    2. The subject in verse 27 of the last chapter I have but slightly noticed: I charge you, by the Lord, that this epistle be read unto all the holy brethren. This is exceedingly strange; the Epistles to the Romans, the Corinthians, Galatians, Ephesians, Philippians, Colossians, and Thessalonians, were directed to the whole Church in each of those places; why, then, after directing this, as he did all the rest, to the whole Church, should he at the conclusion adjure them, by the Lord, that it should be read to all the holy brethren; that is, to the very persons to whom it was addressed? Is there not some mystery here? Has it not been the endeavour of Satan, from the beginning, to keep men from consulting the oracles of God; and has he not used even the authority of the Church to accomplish this his purpose! Was not the prohibiting the use of the Scriptures to the people at large the mystery of iniquity which then began to work, and against which the adjuration of the apostle is directed? see second epistle, chap. 2; this mystery, which was the grand agent in the hands of Mystery, Babylon the Great, to keep the people in darkness, that the unauthorized and wicked pretensions of this mother of the abominations of the earth might not be brought to the test; but that she might continue to wear her crown, sit on her scarlet beast, and subject the Christian world to her empire. Was it not the Christian world's total ignorance of God's book which the Romish Church took care to keep from the people at large, that induced them patiently, yet with terror, to bow down to all her usurpations, and to swallow down monstrous doctrines which she imposed upon them as Christian verities? Was it not this deplorable ignorance which induced kings and emperors to put their necks, literally, under the feet of this usurped and antichristian power? This mystery of iniquity continues still to work; and with all the pretensions of the Romish Church, the Scriptures are in general withheld from the people, or suffered to be read under such restrictions and with such notes as totally subvert the sense of those passages on which this Church endeavours to build her unscriptural pretensions. It is generally allowed that the Vulgate version is the most favourable to these pretensions, and yet even that version the rulers of the Church dare not trust in the hands of any of their people, even under their general ecclesiastical restrictions, without their counteracting notes and comments. How strange is this! and yet in this Church there have been, and still are, many enlightened and eminent men; surely truth has nothing to fear from the Bible. When the Romish Church permits the free use of this book, she may be stripped, indeed, of some of her appendages, but she will lose nothing but her dross and tin, and become what the original Church at Rome was, beloved of God, called to be saints; and have her faith, once more, spoken of throughout all the world, Rom. i. 7, 8. She has, in her own hands the means of her own regeneration; and a genuine Protestant will wish, not her destruction, but her reformation; and if she consent not to be reformed, her total destruction is inevitable.

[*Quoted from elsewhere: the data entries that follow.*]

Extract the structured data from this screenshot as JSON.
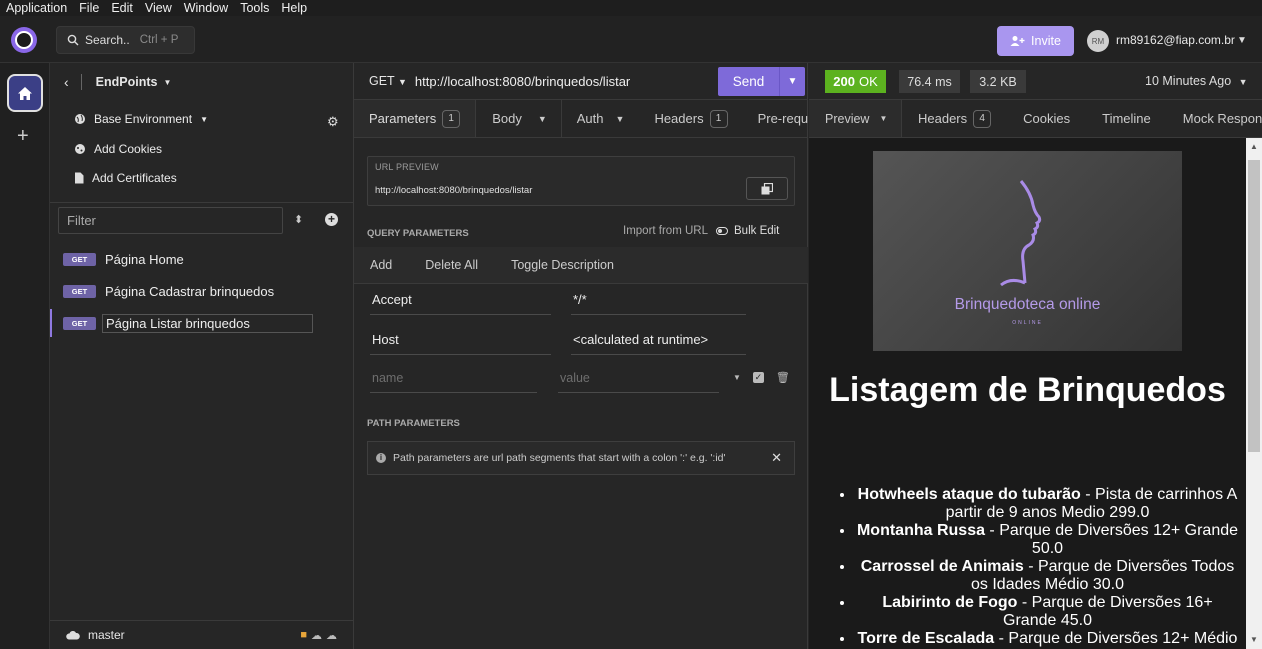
{
  "menu": [
    "Application",
    "File",
    "Edit",
    "View",
    "Window",
    "Tools",
    "Help"
  ],
  "topbar": {
    "search_label": "Search..",
    "search_shortcut": "Ctrl + P",
    "invite_label": "Invite",
    "avatar_initials": "RM",
    "account_email": "rm89162@fiap.com.br"
  },
  "sidebar": {
    "project_name": "EndPoints",
    "environment": "Base Environment",
    "add_cookies": "Add Cookies",
    "add_certificates": "Add Certificates",
    "filter_placeholder": "Filter",
    "requests": [
      {
        "method": "GET",
        "name": "Página Home"
      },
      {
        "method": "GET",
        "name": "Página Cadastrar brinquedos"
      },
      {
        "method": "GET",
        "name": "Página Listar brinquedos"
      }
    ],
    "branch": "master"
  },
  "request": {
    "method": "GET",
    "url": "http://localhost:8080/brinquedos/listar",
    "send_label": "Send",
    "tabs": [
      {
        "label": "Parameters",
        "badge": "1"
      },
      {
        "label": "Body"
      },
      {
        "label": "Auth"
      },
      {
        "label": "Headers",
        "badge": "1"
      },
      {
        "label": "Pre-requ"
      }
    ],
    "url_preview_title": "URL PREVIEW",
    "url_preview_value": "http://localhost:8080/brinquedos/listar",
    "query_title": "QUERY PARAMETERS",
    "import_from_url": "Import from URL",
    "bulk_edit": "Bulk Edit",
    "actions": [
      "Add",
      "Delete All",
      "Toggle Description"
    ],
    "params": [
      {
        "name": "Accept",
        "value": "*/*"
      },
      {
        "name": "Host",
        "value": "<calculated at runtime>"
      }
    ],
    "name_placeholder": "name",
    "value_placeholder": "value",
    "path_title": "PATH PARAMETERS",
    "path_info": "Path parameters are url path segments that start with a colon ':' e.g. ':id'"
  },
  "response": {
    "status_code": "200",
    "status_text": "OK",
    "time": "76.4 ms",
    "size": "3.2 KB",
    "when": "10 Minutes Ago",
    "tabs": [
      {
        "label": "Preview"
      },
      {
        "label": "Headers",
        "badge": "4"
      },
      {
        "label": "Cookies"
      },
      {
        "label": "Timeline"
      },
      {
        "label": "Mock Respons"
      }
    ],
    "banner_title": "Brinquedoteca online",
    "banner_sub": "ONLINE",
    "page_title": "Listagem de Brinquedos",
    "items": [
      {
        "name": "Hotwheels ataque do tubarão",
        "rest": " - Pista de carrinhos A partir de 9 anos Medio 299.0"
      },
      {
        "name": "Montanha Russa",
        "rest": " - Parque de Diversões 12+ Grande 50.0"
      },
      {
        "name": "Carrossel de Animais",
        "rest": " - Parque de Diversões Todos os Idades Médio 30.0"
      },
      {
        "name": "Labirinto de Fogo",
        "rest": " - Parque de Diversões 16+ Grande 45.0"
      },
      {
        "name": "Torre de Escalada",
        "rest": " - Parque de Diversões 12+ Médio"
      }
    ]
  }
}
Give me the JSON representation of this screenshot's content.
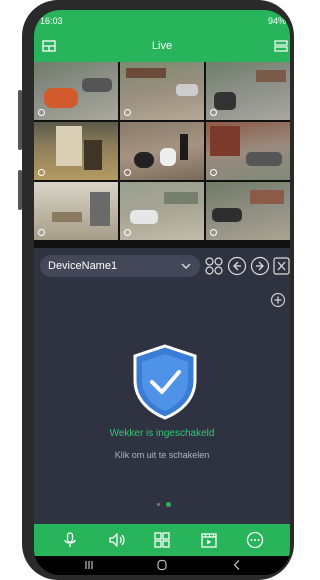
{
  "status_bar": {
    "time": "16:03",
    "battery": "94%"
  },
  "header": {
    "title": "Live"
  },
  "device_selector": {
    "label": "DeviceName1"
  },
  "alarm": {
    "status_text": "Wekker is ingeschakeld",
    "hint_text": "Klik om uit te schakelen"
  },
  "pager": {
    "pages": 2,
    "current": 2
  },
  "colors": {
    "accent": "#27b45a",
    "panel": "#2f3240",
    "active_text": "#2ecc71"
  },
  "icons": {
    "header_left": "layout-icon",
    "header_right": "menu-icon",
    "controls": [
      "grid-select-icon",
      "previous-icon",
      "next-icon",
      "close-icon"
    ],
    "content": "add-device-icon",
    "bottom": [
      "microphone-icon",
      "speaker-icon",
      "layout-grid-icon",
      "playback-icon",
      "more-icon"
    ]
  }
}
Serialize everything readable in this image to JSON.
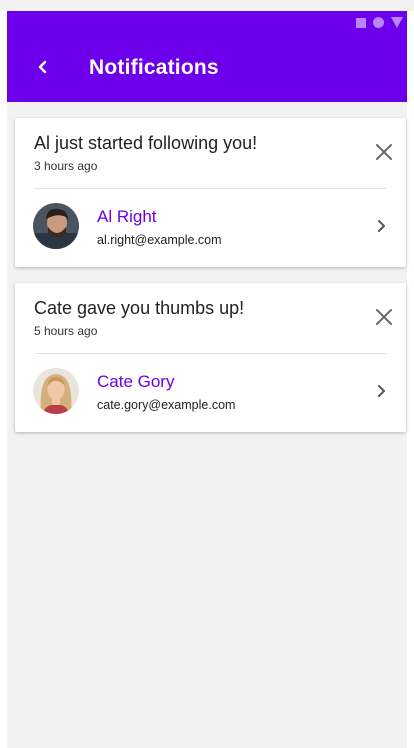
{
  "colors": {
    "appbar": "#6c00ea",
    "accent": "#6c00ea",
    "background": "#f2f2f2"
  },
  "appbar": {
    "title": "Notifications",
    "back_icon": "chevron-left-icon"
  },
  "status_bar": {
    "icons": [
      "square-icon",
      "circle-icon",
      "triangle-icon"
    ]
  },
  "notifications": [
    {
      "title": "Al just started following you!",
      "time": "3 hours ago",
      "user": {
        "name": "Al Right",
        "email": "al.right@example.com"
      }
    },
    {
      "title": "Cate gave you thumbs up!",
      "time": "5 hours ago",
      "user": {
        "name": "Cate Gory",
        "email": "cate.gory@example.com"
      }
    }
  ]
}
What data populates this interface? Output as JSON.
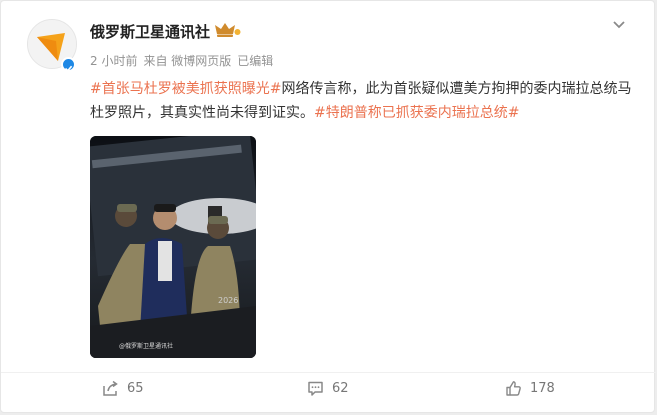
{
  "user": {
    "name": "俄罗斯卫星通讯社",
    "meta": [
      "2 小时前",
      "来自 微博网页版",
      "已编辑"
    ]
  },
  "post": {
    "topic1": "#首张马杜罗被美抓获照曝光#",
    "text1": "网络传言称，此为首张疑似遭美方拘押的委内瑞拉总统马杜罗照片，其真实性尚未得到证实。",
    "topic2": "#特朗普称已抓获委内瑞拉总统#",
    "image_watermark": "@俄罗斯卫星通讯社",
    "image_number": "2026"
  },
  "actions": {
    "repost": "65",
    "comment": "62",
    "like": "178"
  },
  "colors": {
    "topic": "#eb7350",
    "verified": "#1e88e5"
  },
  "icons": [
    "chevron-down-icon",
    "crown-icon",
    "verified-icon",
    "repost-icon",
    "comment-icon",
    "like-icon"
  ]
}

    Finished correcting for a new edition, on the shortest day of 1831.- A.C.

    John Gill's Bible Commentary

    Ver. 28. The grace of our Lord Jesus Christ be with you, Amen .] This is the apostle's usual salutation in all his epistles, and the token of the genuineness of them, ( 2 Thessalonians 3:17,18). (See Gill on Romans 16:20), (see Gill on 1 Corinthians 15:23), (see Gill on 2 Corinthians 13:14).

    The subscription to this epistle is not genuine, which runs thus, The first Epistle unto the Thessalonians was written from Athens; whereas it appears from ( 1 Thessalonians 3:1,6) compared with ( Acts 18:1,5) that it was written from Corinth, and not from Athens; nor are these last words, from Athens, in Beza's Claromontane copy; though they stand in the Syriac and Arabic versions of the London Polygot Bible, which add, and sent by Timothy, and in the Alexandrian copy, and Complutensian edition.

    Matthew Henry Commentary

    Verses 23-28 - The apostle prays that they might be sanctified more perfectly, for the best are sanctified but in part while in this world; therefore we should pray for, and press toward, complete holiness. And as we mus fall, if God did not carry on his good work in the soul, we should pra to God to perfect his work, till we are presented faultless before the throne of his glory. We should pray for one another; and brethre should thus express brotherly love. This epistle was to be read to all the brethren. Not only are the common people allowed to read the Scriptures, but it is their duty, and what they should be persuaded to do. The word of God should not be kept in an unknown tongue, but transplanted, that as all men are concerned to know the Scriptures, s they all may be able to read them. The Scriptures should be read in all public congregations, for the benefit of the unlearned especially. We need no more to make us happy, than to know the grace of our Lord Jesu Christ. He is an ever-flowing and an over-flowing fountain of grace to supply all our wants __________________________________________________________________

    Greek Textus Receptus

    3972 N-NSM και 2532 CONJ σιλουανος 4610 N-NSM και 2532 CONJ τιμοθεος 5095 N-NSM τη 3588 T-DSF εκκλησια 1577 N-DSF θεσσαλονικεων 2331 N-GPM εν 1722 PREP θεω 2316 N-DSM πατρι 3962 N-DSM ημων 2257 P-1GP και 2532 CONJ κυριω 2962 N-DSM ιησου 2424 N-DSM χριστω 5547 N-DSM

    Robertson's NT Word Studies

    5:28 {The
    grace} (he caris). Paul prefers this noble word to the customary errwsqe (Farewell, Be strong). See #2Th 3:18 for identical close save added pantwn (all). A bit shorter form in #1Co 16:23; Ro 16:20 and still shorter in #Col 4:18; 1Ti 6:21; Tit 3:15; 2Ti 4:22. The full Trinitarian benediction we find in #2Co 13:13.

    CHAPTERS: 1, 2, 3, 4, 5
    VERSES: 1, 2, 3, 4, 5, 6, 7, 8, 9, 10, 11, 12, 13, 14, 15, 16, 17, 18, 19, 20, 21, 22, 23, 24, 25, 26, 27, 28


    God Rules.NET